Tag: Jupyter

Running Jupyter notebooks on Imperial College’s compute cluster

We were really glad to see James Howard (NHLI, Faculty of Medicine) announcing on Twitter that he’d published a Kaggle kernel to accompany his recent publication on MR image analysis for cardiac pacemaker identification using neural networks via PyTorch and torchvision. Sharing code in this way is a great way to promote open research, enable reproducibility and encourage re-use.

Figure 3 from Cardiac Rhythm Device Identification Using Neural Networks

We thought it might be helpful to explain how to run similar notebooks on Imperial’s cluster compute service, given that it can provide some benefits while you’re developing code:

  • Your code and data remain securely on-premise, thanks to the RCS Jupyter Service and Research Data Store
  • You can run parallel interactive and non-interactive jobs that span several days, across multiple GPUs

With James’ permission we’ve lightly modified his notebook and published it in an exemplar repository alongside some instructions to run it on the compute cluster. We hope this can help others to use a combination of Conda, Jupyter and PBS in order to conduct GPU-accelerated machine learning on infrastructure managed by the College’s Research Computing Service – without incurring any cost at the point of use.

Many thanks to James Howard for sharing his notebook and reviewing our instructions

Quilting with Julia, or how to combine parallelism and derived types for high performance computing

Research and quilting have a similar Zen in that both combine and build upon multiple prior works. But the workflow is difficult to reproduce in research software: how can we combine group X’s state-of-the-art ODE solver with group Z’s state-of-the-art parallel linear algebra to create Y’s new biology model when they all use different libraries and conventions? This is the problem that Julia tackles head on, thanks to it’s innovative type system and multiple dispatch.

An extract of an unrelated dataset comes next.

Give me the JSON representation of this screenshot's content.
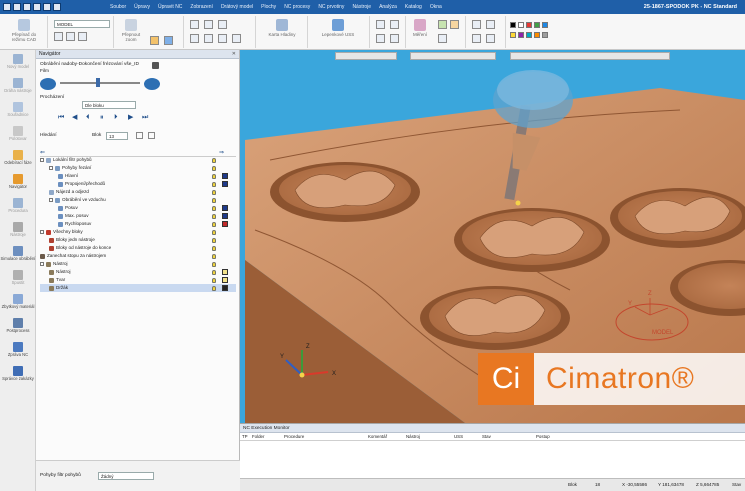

In “Shared Memory Parallelization of Banded Block-Banded Matrices” we describe how to combine the parallelization capabilities from one package (SharedArrays) with the specialized matrix¬† of another (BlockBandedMatrices.jl) – without modifying the internals of either.

This work follows on from a NumFOCUS sponsored collaboration at Imperial College between the Research Computing Service and Sheehan Olver in the Department of Mathematics.